**WORK INSTRUCTIONS:**
Find the lines in the records that carry the word "mention". Copy each one.

Page and application data records:
= Beginning of Section =

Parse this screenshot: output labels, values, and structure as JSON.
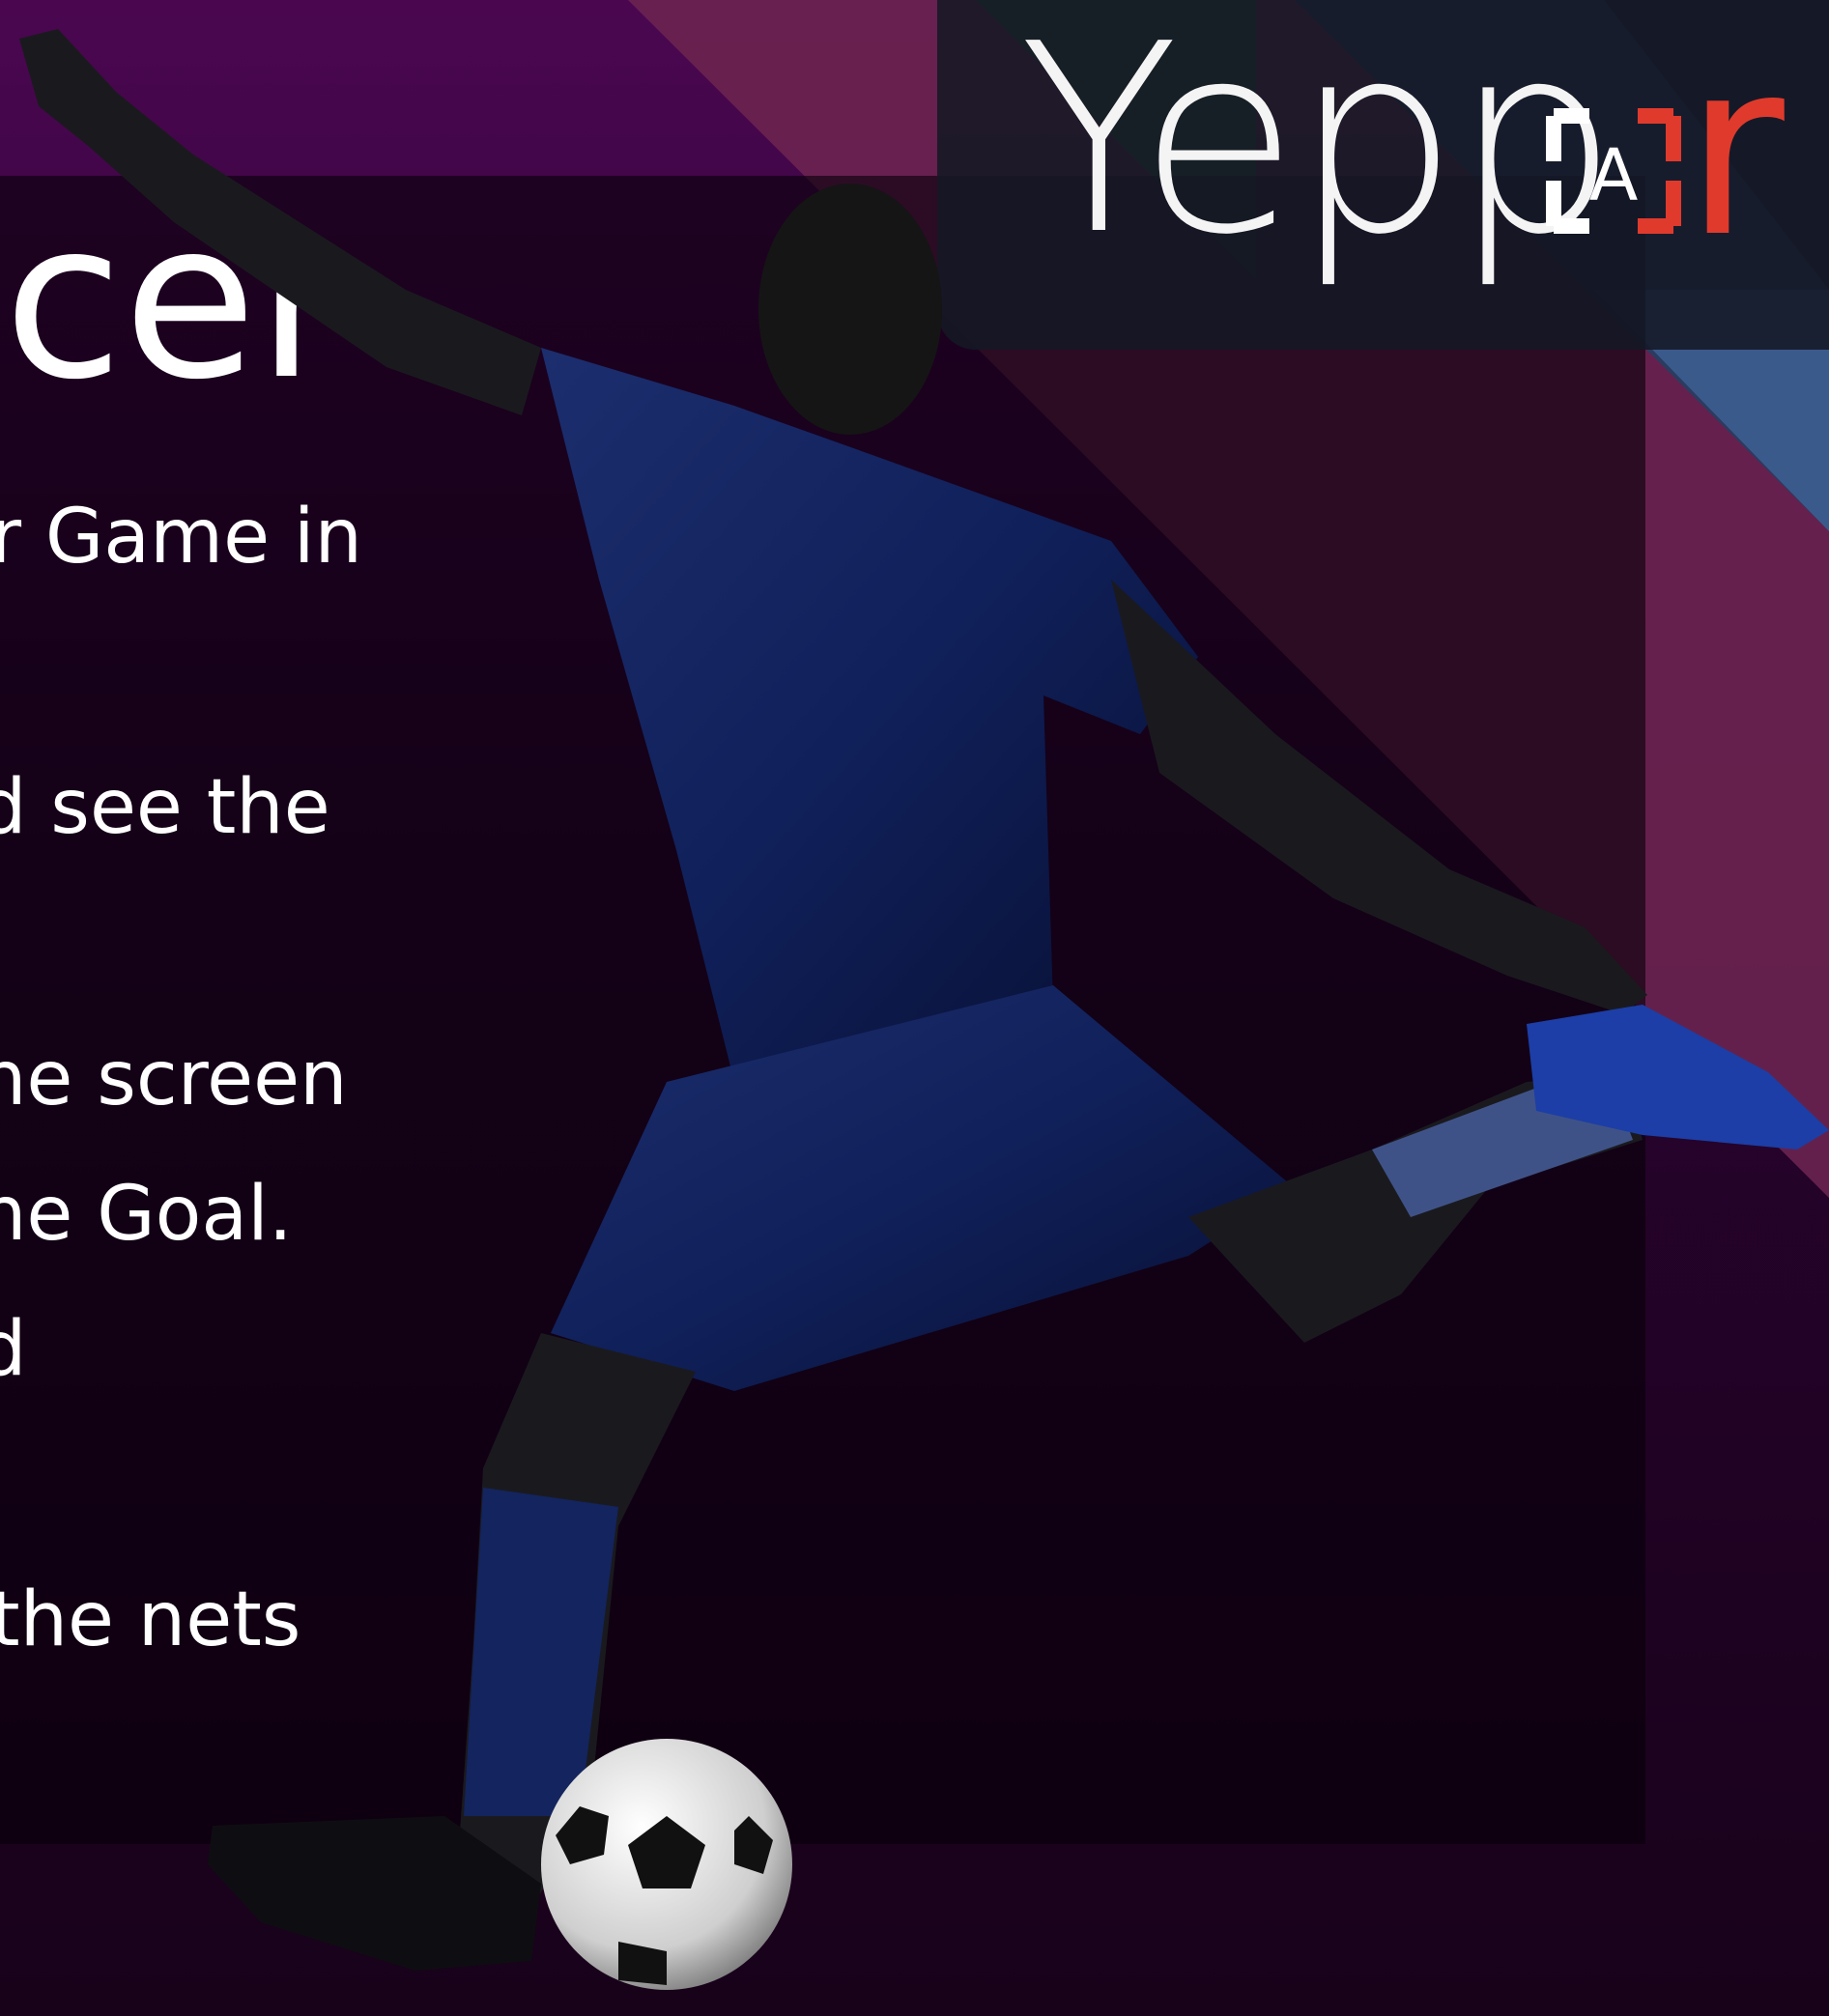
{
  "slide": {
    "title_fragment": "ccer",
    "lines": [
      "r Game in",
      "d see the",
      "ne screen",
      "ne Goal.",
      "d",
      " the nets"
    ]
  },
  "brand": {
    "logo_text": "Yepp",
    "logo_ar": "A",
    "logo_tail": "r",
    "accent_color": "#e03a2c"
  }
}
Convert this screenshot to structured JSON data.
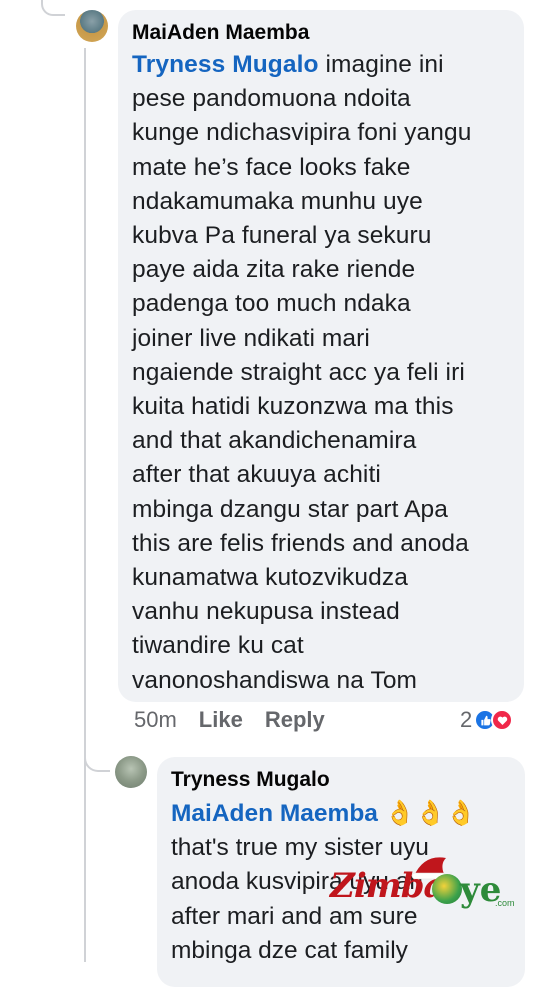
{
  "comment": {
    "author": "MaiAden Maemba",
    "mention": "Tryness Mugalo",
    "text_first": "  imagine ini",
    "text_rest": "pese pandomuona ndoita\nkunge ndichasvipira foni yangu\nmate he’s face looks fake\nndakamumaka munhu uye\nkubva Pa funeral ya sekuru\npaye aida zita rake riende\npadenga too much ndaka\njoiner live ndikati mari\nngaiende straight acc ya feli iri\nkuita hatidi kuzonzwa ma this\nand that akandichenamira\nafter that akuuya achiti\nmbinga dzangu star part Apa\nthis are felis friends and anoda\nkunamatwa kutozvikudza\nvanhu nekupusa instead\ntiwandire ku cat\nvanonoshandiswa na Tom",
    "time": "50m",
    "like_label": "Like",
    "reply_label": "Reply",
    "reaction_count": "2",
    "reaction_icons": [
      "like-icon",
      "love-icon"
    ]
  },
  "reply": {
    "author": "Tryness Mugalo",
    "mention": "MaiAden Maemba",
    "emojis": "👌👌👌",
    "text": "that's true my sister uyu\nanoda kusvipira uyu ari\nafter mari and am sure\nmbinga dze cat family"
  },
  "watermark": {
    "brand": "Zimba",
    "suffix": "ye",
    "domain": ".com"
  },
  "colors": {
    "mention": "#1565c0",
    "bubble": "#f0f2f5",
    "meta": "#65676b",
    "like": "#1b74e4",
    "love": "#f0284a"
  }
}
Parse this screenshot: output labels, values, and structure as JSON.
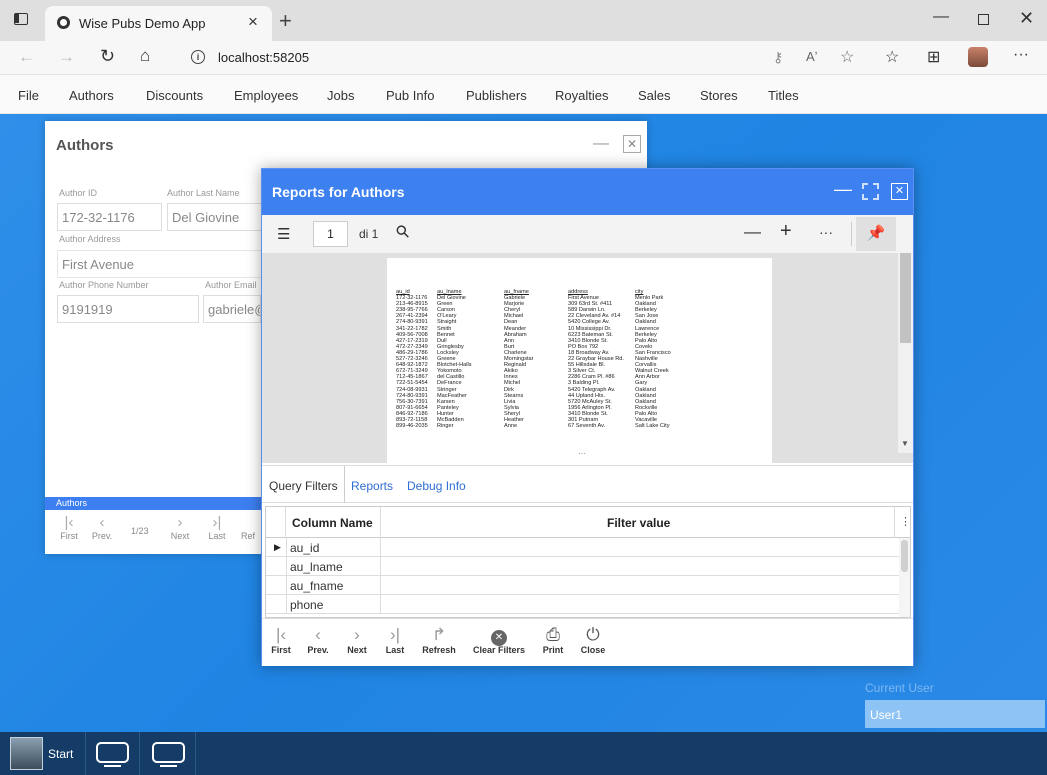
{
  "browser": {
    "tab_title": "Wise Pubs Demo App",
    "url": "localhost:58205"
  },
  "menu": [
    "File",
    "Authors",
    "Discounts",
    "Employees",
    "Jobs",
    "Pub Info",
    "Publishers",
    "Royalties",
    "Sales",
    "Stores",
    "Titles"
  ],
  "authors_window": {
    "title": "Authors",
    "labels": {
      "id": "Author ID",
      "lname": "Author Last Name",
      "address": "Author Address",
      "phone": "Author Phone Number",
      "email": "Author Email"
    },
    "values": {
      "id": "172-32-1176",
      "lname": "Del Giovine",
      "address": "First Avenue",
      "phone": "9191919",
      "email": "gabriele@"
    },
    "grid_caption": "Authors",
    "nav": {
      "first": "First",
      "prev": "Prev.",
      "counter": "1/23",
      "next": "Next",
      "last": "Last",
      "refresh": "Ref"
    }
  },
  "report_window": {
    "title": "Reports for Authors",
    "page_number": "1",
    "page_of": "di 1",
    "tabs": [
      "Query Filters",
      "Reports",
      "Debug Info"
    ],
    "grid_headers": {
      "col1": "Column Name",
      "col2": "Filter value"
    },
    "grid_rows": [
      "au_id",
      "au_lname",
      "au_fname",
      "phone"
    ],
    "buttons": {
      "first": "First",
      "prev": "Prev.",
      "next": "Next",
      "last": "Last",
      "refresh": "Refresh",
      "clear": "Clear Filters",
      "print": "Print",
      "close": "Close"
    }
  },
  "report_document": {
    "headers": [
      "au_id",
      "au_lname",
      "au_fname",
      "address",
      "city"
    ],
    "au_id": [
      "172-32-1176",
      "213-46-8915",
      "238-95-7766",
      "267-41-2394",
      "274-80-9391",
      "341-22-1782",
      "409-56-7008",
      "427-17-2319",
      "472-27-2349",
      "486-29-1786",
      "527-72-3246",
      "648-92-1872",
      "672-71-3249",
      "712-45-1867",
      "722-51-5454",
      "724-08-9931",
      "724-80-9391",
      "756-30-7391",
      "807-91-6654",
      "846-92-7186",
      "893-72-1158",
      "899-46-2035"
    ],
    "au_lname": [
      "Del Giovine",
      "Green",
      "Carson",
      "O'Leary",
      "Straight",
      "Smith",
      "Bennet",
      "Dull",
      "Gringlesby",
      "Locksley",
      "Greene",
      "Blotchet-Halls",
      "Yokomoto",
      "del Castillo",
      "DeFrance",
      "Stringer",
      "MacFeather",
      "Karsen",
      "Panteley",
      "Hunter",
      "McBadden",
      "Ringer"
    ],
    "au_fname": [
      "Gabriele",
      "Marjorie",
      "Cheryl",
      "Michael",
      "Dean",
      "Meander",
      "Abraham",
      "Ann",
      "Burt",
      "Charlene",
      "Morningstar",
      "Reginald",
      "Akiko",
      "Innes",
      "Michel",
      "Dirk",
      "Stearns",
      "Livia",
      "Sylvia",
      "Sheryl",
      "Heather",
      "Anne"
    ],
    "address": [
      "First Avenue",
      "309 63rd St. #411",
      "589 Darwin Ln.",
      "22 Cleveland Av. #14",
      "5420 College Av.",
      "10 Mississippi Dr.",
      "6223 Bateman St.",
      "3410 Blonde St.",
      "PO Box 792",
      "18 Broadway Av.",
      "22 Graybar House Rd.",
      "55 Hillsdale Bl.",
      "3 Silver Ct.",
      "2286 Cram Pl. #86",
      "3 Balding Pl.",
      "5420 Telegraph Av.",
      "44 Upland Hts.",
      "5720 McAuley St.",
      "1956 Arlington Pl.",
      "3410 Blonde St.",
      "301 Putnam",
      "67 Seventh Av."
    ],
    "city": [
      "Menlo Park",
      "Oakland",
      "Berkeley",
      "San Jose",
      "Oakland",
      "Lawrence",
      "Berkeley",
      "Palo Alto",
      "Covelo",
      "San Francisco",
      "Nashville",
      "Corvallis",
      "Walnut Creek",
      "Ann Arbor",
      "Gary",
      "Oakland",
      "Oakland",
      "Oakland",
      "Rockville",
      "Palo Alto",
      "Vacaville",
      "Salt Lake City"
    ]
  },
  "current_user": {
    "label": "Current User",
    "value": "User1"
  },
  "taskbar": {
    "start_label": "Start"
  }
}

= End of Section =

**RESPONSE TO THE TASK:**
    "mention": "Tryness Mugalo",
    "mention": "MaiAden Maemba",
    "mention": "#1565c0",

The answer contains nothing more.